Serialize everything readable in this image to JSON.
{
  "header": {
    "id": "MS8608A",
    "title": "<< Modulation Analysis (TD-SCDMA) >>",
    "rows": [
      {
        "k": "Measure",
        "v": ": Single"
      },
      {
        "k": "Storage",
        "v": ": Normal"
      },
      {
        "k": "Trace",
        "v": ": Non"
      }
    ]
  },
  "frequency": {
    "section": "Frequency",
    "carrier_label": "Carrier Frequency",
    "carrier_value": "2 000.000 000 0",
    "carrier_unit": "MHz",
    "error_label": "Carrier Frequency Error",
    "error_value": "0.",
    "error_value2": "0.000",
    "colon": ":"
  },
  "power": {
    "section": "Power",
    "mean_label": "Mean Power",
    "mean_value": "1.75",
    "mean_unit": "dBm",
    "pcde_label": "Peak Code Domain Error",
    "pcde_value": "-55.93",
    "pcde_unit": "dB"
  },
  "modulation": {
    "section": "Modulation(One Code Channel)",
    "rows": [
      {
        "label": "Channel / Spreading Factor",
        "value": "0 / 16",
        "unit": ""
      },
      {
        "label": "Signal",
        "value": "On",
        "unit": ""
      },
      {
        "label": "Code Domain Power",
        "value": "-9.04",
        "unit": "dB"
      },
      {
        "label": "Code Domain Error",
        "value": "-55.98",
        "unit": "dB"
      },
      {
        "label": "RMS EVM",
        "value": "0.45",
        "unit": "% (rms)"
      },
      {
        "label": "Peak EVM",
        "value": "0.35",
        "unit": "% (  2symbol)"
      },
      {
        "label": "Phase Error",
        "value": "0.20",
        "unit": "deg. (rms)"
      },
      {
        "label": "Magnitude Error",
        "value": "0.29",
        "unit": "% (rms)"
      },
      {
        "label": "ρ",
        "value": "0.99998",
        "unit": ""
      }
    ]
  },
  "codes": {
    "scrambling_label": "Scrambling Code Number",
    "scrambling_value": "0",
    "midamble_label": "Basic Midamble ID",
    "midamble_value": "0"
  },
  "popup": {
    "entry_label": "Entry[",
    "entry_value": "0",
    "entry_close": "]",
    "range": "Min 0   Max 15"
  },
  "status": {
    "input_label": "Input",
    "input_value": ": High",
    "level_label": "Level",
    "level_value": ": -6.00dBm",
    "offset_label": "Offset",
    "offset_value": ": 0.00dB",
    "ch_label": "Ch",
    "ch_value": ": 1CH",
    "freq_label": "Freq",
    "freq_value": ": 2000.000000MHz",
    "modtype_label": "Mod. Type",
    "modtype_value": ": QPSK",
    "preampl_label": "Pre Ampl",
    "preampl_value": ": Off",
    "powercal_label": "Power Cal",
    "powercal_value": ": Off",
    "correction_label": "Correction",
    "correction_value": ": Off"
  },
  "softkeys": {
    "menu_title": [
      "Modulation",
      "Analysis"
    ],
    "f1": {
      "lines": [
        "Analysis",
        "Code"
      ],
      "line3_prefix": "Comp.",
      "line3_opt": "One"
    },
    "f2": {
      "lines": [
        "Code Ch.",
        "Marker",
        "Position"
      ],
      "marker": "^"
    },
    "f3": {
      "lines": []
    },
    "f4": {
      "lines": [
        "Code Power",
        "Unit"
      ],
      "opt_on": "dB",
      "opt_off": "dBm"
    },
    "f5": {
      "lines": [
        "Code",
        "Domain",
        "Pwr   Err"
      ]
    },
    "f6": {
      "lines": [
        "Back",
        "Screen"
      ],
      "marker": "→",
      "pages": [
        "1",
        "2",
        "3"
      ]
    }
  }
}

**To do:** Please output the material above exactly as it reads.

**Solution for this problem:**
Serialize everything readable in this image to JSON.
{
  "header": {
    "id": "MS8608A",
    "title": "<< Modulation Analysis (TD-SCDMA) >>",
    "rows": [
      {
        "k": "Measure",
        "v": ": Single"
      },
      {
        "k": "Storage",
        "v": ": Normal"
      },
      {
        "k": "Trace",
        "v": ": Non"
      }
    ]
  },
  "frequency": {
    "section": "Frequency",
    "carrier_label": "Carrier Frequency",
    "carrier_value": "2 000.000 000 0",
    "carrier_unit": "MHz",
    "error_label": "Carrier Frequency Error",
    "error_value": "0.",
    "error_value2": "0.000",
    "colon": ":"
  },
  "power": {
    "section": "Power",
    "mean_label": "Mean Power",
    "mean_value": "1.75",
    "mean_unit": "dBm",
    "pcde_label": "Peak Code Domain Error",
    "pcde_value": "-55.93",
    "pcde_unit": "dB"
  },
  "modulation": {
    "section": "Modulation(One Code Channel)",
    "rows": [
      {
        "label": "Channel / Spreading Factor",
        "value": "0 / 16",
        "unit": ""
      },
      {
        "label": "Signal",
        "value": "On",
        "unit": ""
      },
      {
        "label": "Code Domain Power",
        "value": "-9.04",
        "unit": "dB"
      },
      {
        "label": "Code Domain Error",
        "value": "-55.98",
        "unit": "dB"
      },
      {
        "label": "RMS EVM",
        "value": "0.45",
        "unit": "% (rms)"
      },
      {
        "label": "Peak EVM",
        "value": "0.35",
        "unit": "% (  2symbol)"
      },
      {
        "label": "Phase Error",
        "value": "0.20",
        "unit": "deg. (rms)"
      },
      {
        "label": "Magnitude Error",
        "value": "0.29",
        "unit": "% (rms)"
      },
      {
        "label": "ρ",
        "value": "0.99998",
        "unit": ""
      }
    ]
  },
  "codes": {
    "scrambling_label": "Scrambling Code Number",
    "scrambling_value": "0",
    "midamble_label": "Basic Midamble ID",
    "midamble_value": "0"
  },
  "popup": {
    "entry_label": "Entry[",
    "entry_value": "0",
    "entry_close": "]",
    "range": "Min 0   Max 15"
  },
  "status": {
    "input_label": "Input",
    "input_value": ": High",
    "level_label": "Level",
    "level_value": ": -6.00dBm",
    "offset_label": "Offset",
    "offset_value": ": 0.00dB",
    "ch_label": "Ch",
    "ch_value": ": 1CH",
    "freq_label": "Freq",
    "freq_value": ": 2000.000000MHz",
    "modtype_label": "Mod. Type",
    "modtype_value": ": QPSK",
    "preampl_label": "Pre Ampl",
    "preampl_value": ": Off",
    "powercal_label": "Power Cal",
    "powercal_value": ": Off",
    "correction_label": "Correction",
    "correction_value": ": Off"
  },
  "softkeys": {
    "menu_title": [
      "Modulation",
      "Analysis"
    ],
    "f1": {
      "lines": [
        "Analysis",
        "Code"
      ],
      "line3_prefix": "Comp.",
      "line3_opt": "One"
    },
    "f2": {
      "lines": [
        "Code Ch.",
        "Marker",
        "Position"
      ],
      "marker": "^"
    },
    "f3": {
      "lines": []
    },
    "f4": {
      "lines": [
        "Code Power",
        "Unit"
      ],
      "opt_on": "dB",
      "opt_off": "dBm"
    },
    "f5": {
      "lines": [
        "Code",
        "Domain",
        "Pwr   Err"
      ]
    },
    "f6": {
      "lines": [
        "Back",
        "Screen"
      ],
      "marker": "→",
      "pages": [
        "1",
        "2",
        "3"
      ]
    }
  }
}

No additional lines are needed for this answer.